Earlier Monday, EU foreign policy chief Josep Borrell called for the immediate release of Kabore and members of his government.
Borrell describes the situation as extremely worrying.
“We now know that the military has President Kabore under its control,” he said.
The United States is also calling for Kabore to be released and for the security forces to respect the country’s constitution and civilian leadership, according to a statement from the US State Department.
The president’s party, the People’s Progress Movement, claims that the president has been the victim of a “averted attempted assassination”.
A minister also survived the alleged attempt to take his life. The party says that Kabore’s home has been looted, and that Burkina Faso is moving closer to a military takeover with each passing hour.
The leader of the African Union, Moussa Faki Mahamat, “strongly condemns the coup attempt against the democratically elected president,” it said in a statement.
The West African co-operation organization Ecowas also expresses deep concern over what they refer to as “a coup attempt” in Burkina Faso.
“Ecowas holds the soldiers responsible for President Roch Marc Christian Kabore’s physical well-being,” it said in a statement.
On Sunday, soldiers at several of the country’s military bases revolted and demanded the resignation of the defense leadership. At the same time, an exchange of gunfire was reported near the home of President Roch Marc Christian Kabore, which triggered rumors of a coup.
Protesters also set fire to the headquarters of the ruling party and demanded the resignation of the president, but were met with tear gas from the security forces.
Soldiers and protesters believe the government is doing too little to crack down on several militant Islamist groups linked to al-Qaeda and IS, which have been ravaging the northern part of the country since 2015, near the Mali border.
Several thousand people have been killed, and 1.4 million people forced to flee in recent years.

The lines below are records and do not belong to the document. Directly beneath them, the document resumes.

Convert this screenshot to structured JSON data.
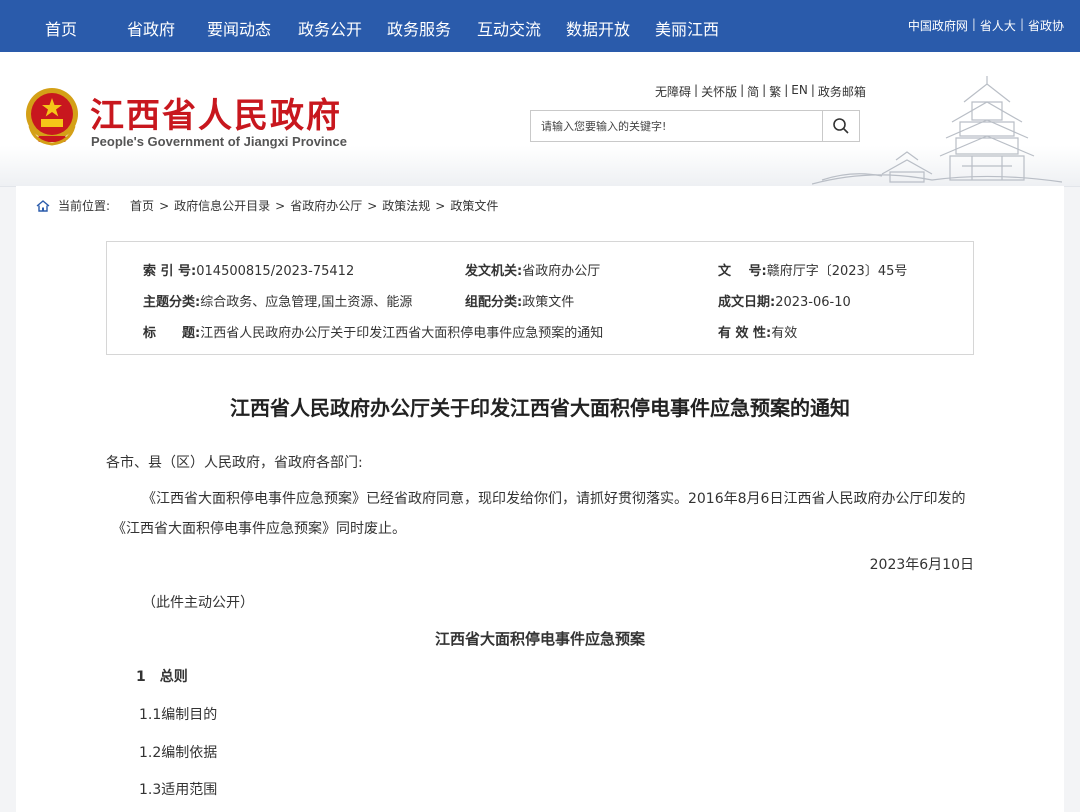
{
  "topnav": {
    "items": [
      "首页",
      "省政府",
      "要闻动态",
      "政务公开",
      "政务服务",
      "互动交流",
      "数据开放",
      "美丽江西"
    ],
    "right_links": [
      "中国政府网",
      "省人大",
      "省政协"
    ],
    "separator": "|"
  },
  "header": {
    "title": "江西省人民政府",
    "subtitle": "People's Government of Jiangxi Province",
    "util_links": [
      "无障碍",
      "关怀版",
      "简",
      "繁",
      "EN",
      "政务邮箱"
    ],
    "search_placeholder": "请输入您要输入的关键字!"
  },
  "breadcrumb": {
    "label": "当前位置:",
    "items": [
      "首页",
      "政府信息公开目录",
      "省政府办公厅",
      "政策法规",
      "政策文件"
    ]
  },
  "meta": {
    "index_key": "索 引 号:",
    "index_val": "014500815/2023-75412",
    "issuer_key": "发文机关:",
    "issuer_val": "省政府办公厅",
    "docno_key": "文　 号:",
    "docno_val": "赣府厅字〔2023〕45号",
    "topic_key": "主题分类:",
    "topic_val": "综合政务、应急管理,国土资源、能源",
    "category_key": "组配分类:",
    "category_val": "政策文件",
    "date_key": "成文日期:",
    "date_val": "2023-06-10",
    "title_key": "标　　题:",
    "title_val": "江西省人民政府办公厅关于印发江西省大面积停电事件应急预案的通知",
    "validity_key": "有 效 性:",
    "validity_val": "有效"
  },
  "document": {
    "title": "江西省人民政府办公厅关于印发江西省大面积停电事件应急预案的通知",
    "salutation": "各市、县（区）人民政府，省政府各部门:",
    "body_line1": "《江西省大面积停电事件应急预案》已经省政府同意，现印发给你们，请抓好贯彻落实。2016年8月6日江西省人民政府办公厅印发的",
    "body_line2": "《江西省大面积停电事件应急预案》同时废止。",
    "date": "2023年6月10日",
    "note": "（此件主动公开）",
    "plan_title": "江西省大面积停电事件应急预案",
    "section1": "1　总则",
    "sub1": "1.1编制目的",
    "sub2": "1.2编制依据",
    "sub3": "1.3适用范围"
  },
  "colors": {
    "nav_bg": "#2a5bab",
    "title_red": "#c8171e"
  }
}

The situation in the capital Ouagadougou was unclear on Monday, but according to eyewitnesses, masked soldiers surrounded the state broadcaster RTB.
The rebel soldiers had also taken control of the Sangoule Lamizana military camp in the capital and set up roadblocks along the main roads into the city.
Rebel soldiers and security sources say Kabore has been captured.
“President Kabore, the leader of the National Assembly and the ministers are in the hands of the soldiers and are being held in the Sangoule Lamizana camp in Ougadougo,” two security sources told AFP.
Kabore has been president of Burkina Faso since 2015. Recently, he has been under increasing pressure, and also earlier this month, a coup attempt was reported. An unknown number of soldiers were arrested after this.
The Sangoule Lamizana facility also consists of a military prison where General Gilbert Diendere is serving a 20-year sentence for a coup attempt in 2015.
Diendere was previously a close associate of former President Blaise Compaore, who was overthrown in a popular uprising in 2014 and fled to the Ivory Coast.
Servants are also on trial, charged with complicity in the assassination of the country’s revolutionary leader Thomas Sankara during the coup in which Compaore came to power in 1987. Compaore, who also seized power in a coup in 1983, is charged in absentia.
It is unclear whether the soldiers who have now revolted, a supporter of Diendere and Compaore.